Chasing the Worm, Identifying the Species–Mezcal Science
Did you know that nobody knew what kind of worm was in mezcal? Recently, UF entomologists chased the worm all the way to the agave farms making mezcal in Mexico.
Mezcal is a growing industry, and while it has been consumed for hundreds of years, the lingering worm at the bottom of the bottle was added in the 1940s. This mostly niche, small batch craft product continues to increase in popularity as craft cocktails remain a craze. That worm though, we need a lot more of them!
Known as gusanos de maguey, aka worms of agave, UF scientists realized the actual species of insect responsible for the larval stage “worm” was unknown. The researchers suspected that the mezcal worms must be a variety of different species. Were different farmers putting different worms in their bottles? Did everyone use the same species while it remained unknown to science? Could any worm work?
All 18 farms in the study used the same caterpillar from the same moth species, Comadia redtenbacheri, commonly known as the agave redworm moth. This caterpillar larvae burrows deep into agave plants, so with the increase in popularity of mezcal, the wild harvested worms are in short supply. Plus, harvesting the larvae often kills the agave. Farmers may actually start farming agaves for THE WORMS!
Here are a few interesting takeaways:
While most caterpillars receiving a lot of attention in Central Florida are either desired butterflies or serious plant pests, insect identification is so important!
Farmers knew first. While the agave farmers were not academics, they are human. Without any formal entomological training, the agave farmers consistently selected the same species of caterpillar though the actual species was unconfirmed by science until recently.

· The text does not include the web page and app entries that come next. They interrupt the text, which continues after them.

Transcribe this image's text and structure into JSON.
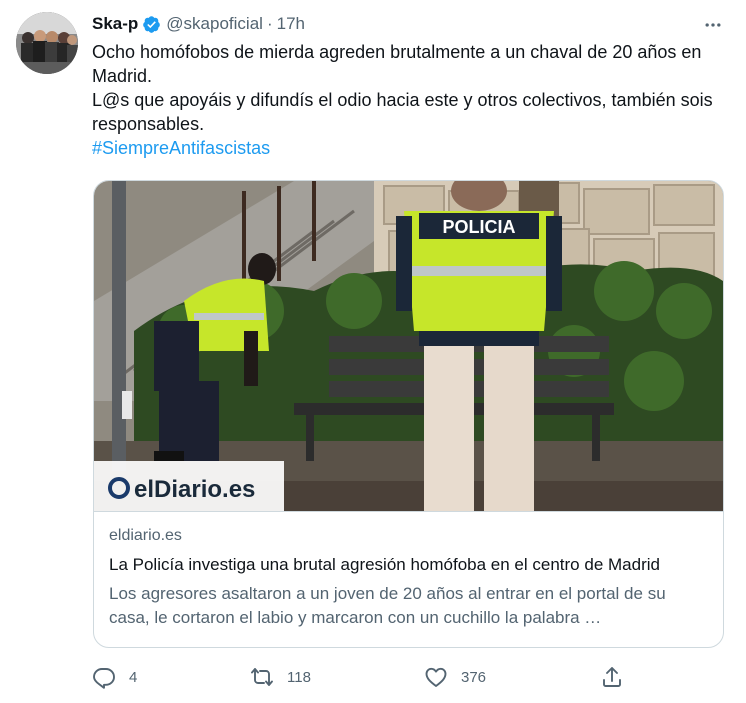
{
  "author": {
    "name": "Ska-p",
    "handle": "@skapoficial",
    "separator": "·",
    "time": "17h",
    "verified": true
  },
  "icons": {
    "verified": "verified-badge-icon",
    "more": "more-horizontal-icon",
    "reply": "reply-icon",
    "retweet": "retweet-icon",
    "like": "heart-icon",
    "share": "share-icon"
  },
  "tweet": {
    "line1": "Ocho homófobos de mierda agreden brutalmente a un chaval de 20 años en Madrid.",
    "line2": "L@s que apoyáis y difundís el odio hacia este y otros colectivos, también sois responsables.",
    "hashtag": "#SiempreAntifascistas"
  },
  "card": {
    "image_logo": "elDiario.es",
    "image_vest_text": "POLICIA",
    "domain": "eldiario.es",
    "title": "La Policía investiga una brutal agresión homófoba en el centro de Madrid",
    "description": "Los agresores asaltaron a un joven de 20 años al entrar en el portal de su casa, le cortaron el labio y marcaron con un cuchillo la palabra …"
  },
  "actions": {
    "replies": "4",
    "retweets": "118",
    "likes": "376"
  },
  "colors": {
    "accent": "#1d9bf0",
    "text": "#0f1419",
    "secondary": "#536471",
    "border": "#cfd9de",
    "vest": "#c6e62a"
  }
}
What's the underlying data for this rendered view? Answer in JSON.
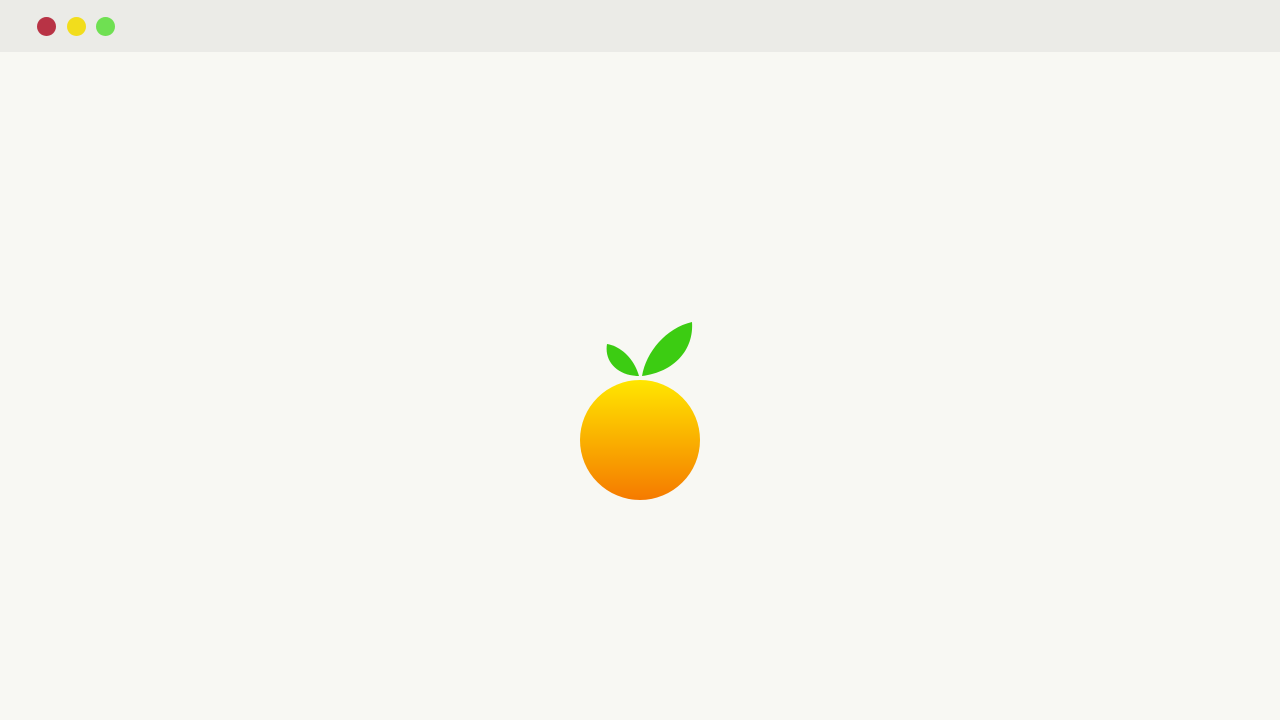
{
  "window": {
    "background": "#f8f8f3",
    "titlebar_color": "#ebebe7",
    "controls": [
      {
        "name": "close",
        "icon": "close-dot-icon",
        "color": "#b83345"
      },
      {
        "name": "minimize",
        "icon": "minimize-dot-icon",
        "color": "#f2dd1c"
      },
      {
        "name": "zoom",
        "icon": "zoom-dot-icon",
        "color": "#6fe052"
      }
    ]
  },
  "splash": {
    "logo_icon": "orange-fruit-logo-icon",
    "colors": {
      "fruit_top": "#ffe600",
      "fruit_bottom": "#f57a00",
      "leaf": "#3ccc12"
    }
  }
}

Insects are cool–think about bugs differently! We should eat a lot more of them. Bugs make beautiful art. When can a “pest” become the “prize”? Bug farming, anyone? From silk to shellac, insects are responsible for the finest and fanciest fabrics and polishes. Let’s not forget our favorite honies, the honeybees that pollinate so many commercial crops we eat!
Above all, stay curious!
Want to keep chasing the worm? Read more from some resources below: